Team of state, CDC specialists focuses on hard-hit Yakima County

YAKIMA, Wash. — The Washington Department of Health said it responded to a call for help from the Yakima Health District earlier this month by sending a team of infection specialists, including two CDC experts, to help control the spread of the coronavirus in the region that’s seen an infection rate two to nearly five times higher than the rest of the state.

The county of roughly 250,000 people ranked second after King County, the state’s most populous county, in the number of confirmed COVID-19 cases in Washington as of Monday. More than 60 percent of the county’s jobs are in essential industries, from agriculture to health care.

DOH said the team first visited long-term care facilities and provided guidance while helping in areas like testing and personal protective equipment. But health officials say it became clear the county had a much larger problem.

“There was a large number of outbreaks in their meat packing plants, vegetable packing plants, fruit packing plants, farms and any other agricultural factories or setting,” said Dr. Scott Lindquist, Washington’s epidemiologist for communicable diseases.

Lindquist said based on the team’s work in Yakima County, a heavily agricultural region, there needed to be additional statewide guidance for factories and farms. DOH said its specialists in Yakima provided recommended steps companies could take to improve social distancing measures while the state has worked to make reforms mandatory.

“We spent a good two weeks creating guidance, which is finalized today for agricultural settings; farm and factory,” said Lindquist. “Making recommendations from a public health perspective.”

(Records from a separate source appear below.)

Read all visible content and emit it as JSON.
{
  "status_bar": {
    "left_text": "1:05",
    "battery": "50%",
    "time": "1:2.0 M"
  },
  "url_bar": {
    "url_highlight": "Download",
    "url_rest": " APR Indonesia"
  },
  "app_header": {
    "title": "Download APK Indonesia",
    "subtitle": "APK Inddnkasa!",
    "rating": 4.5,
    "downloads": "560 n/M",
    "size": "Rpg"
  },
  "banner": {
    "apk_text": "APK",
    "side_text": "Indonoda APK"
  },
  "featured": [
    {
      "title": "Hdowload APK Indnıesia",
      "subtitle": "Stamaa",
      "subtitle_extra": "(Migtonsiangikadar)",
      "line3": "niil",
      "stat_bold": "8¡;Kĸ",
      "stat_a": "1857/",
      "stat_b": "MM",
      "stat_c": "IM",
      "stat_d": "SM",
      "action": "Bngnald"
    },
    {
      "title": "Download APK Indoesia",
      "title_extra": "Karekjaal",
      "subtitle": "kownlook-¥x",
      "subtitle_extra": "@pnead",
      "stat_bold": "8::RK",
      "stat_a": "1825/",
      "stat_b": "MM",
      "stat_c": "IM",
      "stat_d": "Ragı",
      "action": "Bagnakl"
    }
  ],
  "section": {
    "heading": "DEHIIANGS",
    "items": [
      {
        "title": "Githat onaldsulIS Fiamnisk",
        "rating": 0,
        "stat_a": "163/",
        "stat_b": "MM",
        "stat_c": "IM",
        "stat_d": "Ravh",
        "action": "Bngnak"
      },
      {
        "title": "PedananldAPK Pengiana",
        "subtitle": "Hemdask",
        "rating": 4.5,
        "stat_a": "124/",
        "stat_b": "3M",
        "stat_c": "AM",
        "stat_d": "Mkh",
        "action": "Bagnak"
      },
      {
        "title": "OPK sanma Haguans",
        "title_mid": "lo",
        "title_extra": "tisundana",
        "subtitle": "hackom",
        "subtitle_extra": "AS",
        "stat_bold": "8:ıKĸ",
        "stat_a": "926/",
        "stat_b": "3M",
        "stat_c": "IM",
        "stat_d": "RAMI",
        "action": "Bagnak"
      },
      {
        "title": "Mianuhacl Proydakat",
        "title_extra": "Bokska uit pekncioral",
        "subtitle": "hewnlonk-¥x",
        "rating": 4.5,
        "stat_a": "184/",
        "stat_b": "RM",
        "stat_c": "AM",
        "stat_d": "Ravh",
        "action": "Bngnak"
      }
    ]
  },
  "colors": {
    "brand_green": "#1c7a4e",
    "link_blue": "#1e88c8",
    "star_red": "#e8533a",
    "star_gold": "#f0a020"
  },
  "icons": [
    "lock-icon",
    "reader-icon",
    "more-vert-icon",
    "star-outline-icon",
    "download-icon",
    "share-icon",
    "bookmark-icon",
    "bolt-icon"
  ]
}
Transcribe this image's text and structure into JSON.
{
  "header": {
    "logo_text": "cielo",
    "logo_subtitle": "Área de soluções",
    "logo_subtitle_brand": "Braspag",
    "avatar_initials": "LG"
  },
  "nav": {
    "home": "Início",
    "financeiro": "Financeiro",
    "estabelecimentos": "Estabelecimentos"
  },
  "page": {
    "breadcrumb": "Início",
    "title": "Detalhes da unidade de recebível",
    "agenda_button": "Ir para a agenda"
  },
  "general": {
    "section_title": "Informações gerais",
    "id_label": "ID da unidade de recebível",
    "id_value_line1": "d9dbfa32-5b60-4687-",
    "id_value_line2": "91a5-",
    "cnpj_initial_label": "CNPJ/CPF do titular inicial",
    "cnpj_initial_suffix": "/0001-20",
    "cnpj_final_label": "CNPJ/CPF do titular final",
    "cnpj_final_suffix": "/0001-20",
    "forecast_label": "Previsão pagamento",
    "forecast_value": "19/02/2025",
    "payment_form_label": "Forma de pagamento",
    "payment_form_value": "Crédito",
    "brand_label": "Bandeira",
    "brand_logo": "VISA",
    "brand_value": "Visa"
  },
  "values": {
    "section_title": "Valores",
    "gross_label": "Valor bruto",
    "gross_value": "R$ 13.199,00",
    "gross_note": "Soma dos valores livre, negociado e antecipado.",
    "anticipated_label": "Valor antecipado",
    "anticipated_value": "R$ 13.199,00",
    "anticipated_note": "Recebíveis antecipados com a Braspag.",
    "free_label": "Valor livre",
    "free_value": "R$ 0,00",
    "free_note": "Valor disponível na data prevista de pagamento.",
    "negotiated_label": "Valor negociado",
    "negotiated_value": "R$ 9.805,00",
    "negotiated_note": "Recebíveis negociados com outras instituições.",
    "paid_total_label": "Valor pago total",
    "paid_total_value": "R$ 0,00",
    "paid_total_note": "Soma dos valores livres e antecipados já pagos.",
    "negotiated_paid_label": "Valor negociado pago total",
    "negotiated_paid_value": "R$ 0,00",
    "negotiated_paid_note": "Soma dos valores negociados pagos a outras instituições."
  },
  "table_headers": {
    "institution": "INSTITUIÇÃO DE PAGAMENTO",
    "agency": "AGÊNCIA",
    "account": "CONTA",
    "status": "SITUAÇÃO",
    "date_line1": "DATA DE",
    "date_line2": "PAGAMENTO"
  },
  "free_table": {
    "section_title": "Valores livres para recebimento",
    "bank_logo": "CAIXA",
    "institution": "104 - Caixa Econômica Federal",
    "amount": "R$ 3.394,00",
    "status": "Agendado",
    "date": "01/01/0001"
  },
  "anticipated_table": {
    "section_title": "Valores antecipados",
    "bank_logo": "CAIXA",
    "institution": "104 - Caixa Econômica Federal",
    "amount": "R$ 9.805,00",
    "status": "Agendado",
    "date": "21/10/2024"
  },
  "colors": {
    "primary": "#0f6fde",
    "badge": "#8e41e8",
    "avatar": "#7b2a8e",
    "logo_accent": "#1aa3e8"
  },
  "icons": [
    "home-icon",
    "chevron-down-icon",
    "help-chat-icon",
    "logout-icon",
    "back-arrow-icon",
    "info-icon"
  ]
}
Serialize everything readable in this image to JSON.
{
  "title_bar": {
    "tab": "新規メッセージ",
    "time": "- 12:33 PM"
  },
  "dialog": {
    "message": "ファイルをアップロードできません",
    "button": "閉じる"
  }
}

The spread of the virus in Yakima County has led agricultural workers to go on strike who claim their employers are not implementing social distancing measures to protect them from the virus. On Tuesday, a group of workers on strike traveled to Olympia to hold a protest and deliver complaints against companies to the state while demanding Gov. Jay Inslee take action.

“They want basic protections from COVID-19,” said Edgar Franks, an organizer with Familias Unidas por la Justicia. “Every time they try to raise these concerns, they get threatened or disciplined.”

As Yakima County works to stop outbreaks, the state says transmission of the virus in other parts of the Washington is on the decline, clearing the way for some counties to move into phase two of reopening.